I don't think the problem is the order of the commands. Could you post the actual file you're trying to import?

Share this post


Link to post
Share on other sites

 

I don't think the problem is the order of the commands. Could you post the actual file you're trying to import?

 

Hang on... I went through and entered the missing lines manually in to SLR, and I actually think the problem is the last "missing" row has multiple commands for the same tones (sends to tone 1 value and attenuation twice.) I missed that before. I am going to cut that line and see what happens.

Share this post


Link to post
Share on other sites

One thing to note is that if you try to import very small examples SLR will reject them because it requires at least 3 rows (to filter out a lot of false positives).

Share this post


Link to post
Share on other sites

One thing to note is that if you try to import very small examples SLR will reject them because it requires at least 3 rows (to filter out a lot of false positives).

 

Go to know, but no worries here... after conversion from VGM logs these are ridiculously large icon_smile.gif Have stuff going on at home right now so I am not focused on results in the immediate future. I will be back.

Share this post


Link to post
Share on other sites

Join the conversation

You can post now and register later. If you have an account, sign in now to post with your account.

Guest
Reply to this topic...

×   Pasted as rich text.   Paste as plain text instead

  Only 75 emoji are allowed.

×   Your link has been automatically embedded.   Display as a link instead

×   Your previous content has been restored.   Clear editor

×   You cannot paste images directly. Upload or insert images from URL.

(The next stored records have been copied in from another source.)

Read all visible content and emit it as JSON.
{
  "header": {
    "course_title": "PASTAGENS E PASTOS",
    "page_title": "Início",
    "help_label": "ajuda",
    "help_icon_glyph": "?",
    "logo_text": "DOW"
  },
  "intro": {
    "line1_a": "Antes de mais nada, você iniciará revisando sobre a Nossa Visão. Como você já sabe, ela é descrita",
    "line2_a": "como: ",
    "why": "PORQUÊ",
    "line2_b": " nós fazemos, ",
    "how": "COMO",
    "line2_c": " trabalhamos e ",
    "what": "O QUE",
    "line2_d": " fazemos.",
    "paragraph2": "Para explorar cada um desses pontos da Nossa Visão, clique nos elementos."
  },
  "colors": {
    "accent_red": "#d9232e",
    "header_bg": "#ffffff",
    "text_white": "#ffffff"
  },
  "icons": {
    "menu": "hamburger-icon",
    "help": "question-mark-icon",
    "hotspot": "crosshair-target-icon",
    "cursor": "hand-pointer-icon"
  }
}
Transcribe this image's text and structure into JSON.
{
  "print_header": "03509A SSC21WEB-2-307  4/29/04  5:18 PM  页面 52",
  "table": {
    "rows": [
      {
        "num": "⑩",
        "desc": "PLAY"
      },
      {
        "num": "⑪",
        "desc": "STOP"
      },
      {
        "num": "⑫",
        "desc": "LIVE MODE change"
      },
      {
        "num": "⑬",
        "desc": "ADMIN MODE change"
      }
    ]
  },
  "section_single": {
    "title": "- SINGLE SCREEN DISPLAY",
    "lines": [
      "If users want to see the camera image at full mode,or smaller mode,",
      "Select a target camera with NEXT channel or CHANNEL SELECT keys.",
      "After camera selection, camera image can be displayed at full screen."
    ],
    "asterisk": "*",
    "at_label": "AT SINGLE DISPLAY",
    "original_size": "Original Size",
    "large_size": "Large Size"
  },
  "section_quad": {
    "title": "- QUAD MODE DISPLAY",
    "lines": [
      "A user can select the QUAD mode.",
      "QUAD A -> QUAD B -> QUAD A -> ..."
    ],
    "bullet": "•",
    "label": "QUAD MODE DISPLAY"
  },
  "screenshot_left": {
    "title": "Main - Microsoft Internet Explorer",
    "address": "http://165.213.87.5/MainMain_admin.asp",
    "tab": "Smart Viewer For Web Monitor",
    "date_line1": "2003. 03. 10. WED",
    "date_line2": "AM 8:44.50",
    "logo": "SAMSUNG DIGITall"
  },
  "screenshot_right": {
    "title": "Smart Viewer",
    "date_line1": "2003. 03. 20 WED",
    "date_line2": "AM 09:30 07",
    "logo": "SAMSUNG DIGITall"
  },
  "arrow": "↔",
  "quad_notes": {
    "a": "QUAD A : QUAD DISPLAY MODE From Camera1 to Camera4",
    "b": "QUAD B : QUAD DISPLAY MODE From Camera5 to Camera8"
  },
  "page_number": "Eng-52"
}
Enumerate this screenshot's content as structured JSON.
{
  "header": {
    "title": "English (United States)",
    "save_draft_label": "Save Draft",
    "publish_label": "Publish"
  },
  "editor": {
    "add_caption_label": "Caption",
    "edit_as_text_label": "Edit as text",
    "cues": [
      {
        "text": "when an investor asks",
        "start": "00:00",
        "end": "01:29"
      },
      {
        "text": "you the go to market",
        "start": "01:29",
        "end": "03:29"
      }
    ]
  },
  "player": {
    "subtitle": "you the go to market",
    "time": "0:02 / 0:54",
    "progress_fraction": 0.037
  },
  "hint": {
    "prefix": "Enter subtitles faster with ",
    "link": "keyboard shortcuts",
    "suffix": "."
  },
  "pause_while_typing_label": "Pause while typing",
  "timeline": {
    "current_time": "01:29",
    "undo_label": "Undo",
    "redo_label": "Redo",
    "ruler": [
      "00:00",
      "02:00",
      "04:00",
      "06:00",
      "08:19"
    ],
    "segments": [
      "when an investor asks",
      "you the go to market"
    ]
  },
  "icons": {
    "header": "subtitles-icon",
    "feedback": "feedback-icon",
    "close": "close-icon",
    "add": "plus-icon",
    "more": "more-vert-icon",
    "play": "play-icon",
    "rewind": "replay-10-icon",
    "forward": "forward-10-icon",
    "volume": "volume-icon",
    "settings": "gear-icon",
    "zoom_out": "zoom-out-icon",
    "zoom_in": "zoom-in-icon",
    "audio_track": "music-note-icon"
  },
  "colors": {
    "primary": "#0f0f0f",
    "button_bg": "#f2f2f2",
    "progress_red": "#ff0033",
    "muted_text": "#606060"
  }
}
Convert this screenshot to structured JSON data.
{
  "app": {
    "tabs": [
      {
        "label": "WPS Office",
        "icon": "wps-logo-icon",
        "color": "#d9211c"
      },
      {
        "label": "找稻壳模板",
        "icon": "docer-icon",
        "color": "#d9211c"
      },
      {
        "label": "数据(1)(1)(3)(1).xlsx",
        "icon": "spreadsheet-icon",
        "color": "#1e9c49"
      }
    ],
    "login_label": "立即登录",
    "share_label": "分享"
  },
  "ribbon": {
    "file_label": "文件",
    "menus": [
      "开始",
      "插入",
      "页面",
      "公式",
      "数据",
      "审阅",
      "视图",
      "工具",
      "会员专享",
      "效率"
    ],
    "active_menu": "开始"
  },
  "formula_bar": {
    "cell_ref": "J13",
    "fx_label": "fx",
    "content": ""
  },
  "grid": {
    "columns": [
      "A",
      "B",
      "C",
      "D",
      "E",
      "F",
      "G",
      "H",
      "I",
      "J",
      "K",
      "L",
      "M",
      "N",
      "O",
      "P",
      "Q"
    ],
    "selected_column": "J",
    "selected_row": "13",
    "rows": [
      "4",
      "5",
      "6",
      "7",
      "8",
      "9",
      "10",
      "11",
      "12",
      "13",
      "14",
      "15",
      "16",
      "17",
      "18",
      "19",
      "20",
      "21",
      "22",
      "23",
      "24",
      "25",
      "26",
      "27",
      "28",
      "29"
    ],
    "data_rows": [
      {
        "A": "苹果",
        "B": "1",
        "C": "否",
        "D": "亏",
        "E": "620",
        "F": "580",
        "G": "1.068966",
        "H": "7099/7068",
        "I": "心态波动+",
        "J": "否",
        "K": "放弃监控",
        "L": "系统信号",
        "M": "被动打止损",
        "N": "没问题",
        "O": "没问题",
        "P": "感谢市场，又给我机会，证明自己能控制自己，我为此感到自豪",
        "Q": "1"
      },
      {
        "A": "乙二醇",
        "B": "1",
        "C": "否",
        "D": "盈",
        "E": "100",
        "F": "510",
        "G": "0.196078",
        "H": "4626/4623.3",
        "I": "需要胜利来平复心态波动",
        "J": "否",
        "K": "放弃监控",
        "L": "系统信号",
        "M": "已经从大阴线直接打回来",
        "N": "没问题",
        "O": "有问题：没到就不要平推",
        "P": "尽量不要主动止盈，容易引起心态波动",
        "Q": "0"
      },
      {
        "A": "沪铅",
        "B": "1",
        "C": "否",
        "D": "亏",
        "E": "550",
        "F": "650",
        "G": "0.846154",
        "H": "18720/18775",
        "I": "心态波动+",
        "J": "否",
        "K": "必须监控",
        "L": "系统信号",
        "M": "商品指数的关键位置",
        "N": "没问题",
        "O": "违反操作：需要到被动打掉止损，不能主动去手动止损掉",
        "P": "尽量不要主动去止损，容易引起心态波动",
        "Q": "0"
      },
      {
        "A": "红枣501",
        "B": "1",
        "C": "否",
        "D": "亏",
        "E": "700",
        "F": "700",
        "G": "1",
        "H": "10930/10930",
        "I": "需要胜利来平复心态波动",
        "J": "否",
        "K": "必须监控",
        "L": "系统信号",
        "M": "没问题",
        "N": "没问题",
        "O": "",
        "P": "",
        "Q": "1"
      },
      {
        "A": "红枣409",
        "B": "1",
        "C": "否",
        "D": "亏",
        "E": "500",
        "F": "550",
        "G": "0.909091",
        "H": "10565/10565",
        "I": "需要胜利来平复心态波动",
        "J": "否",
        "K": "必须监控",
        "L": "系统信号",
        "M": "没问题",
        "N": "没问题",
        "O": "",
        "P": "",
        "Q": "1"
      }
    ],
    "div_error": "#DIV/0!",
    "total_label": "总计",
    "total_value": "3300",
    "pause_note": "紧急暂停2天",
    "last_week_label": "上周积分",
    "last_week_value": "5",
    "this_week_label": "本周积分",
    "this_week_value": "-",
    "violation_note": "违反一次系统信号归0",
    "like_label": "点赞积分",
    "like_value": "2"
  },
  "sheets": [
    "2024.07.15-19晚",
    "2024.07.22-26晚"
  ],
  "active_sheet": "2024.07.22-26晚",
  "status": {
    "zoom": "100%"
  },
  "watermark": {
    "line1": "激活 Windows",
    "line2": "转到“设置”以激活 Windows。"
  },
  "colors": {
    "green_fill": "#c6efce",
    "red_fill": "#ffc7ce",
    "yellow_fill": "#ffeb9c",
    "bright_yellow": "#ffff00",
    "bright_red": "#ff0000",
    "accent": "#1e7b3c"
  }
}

Loading...
Sign in to follow this  

  • Recently Browsing   0 members

    No registered users viewing this page.

×
×
  • Create New...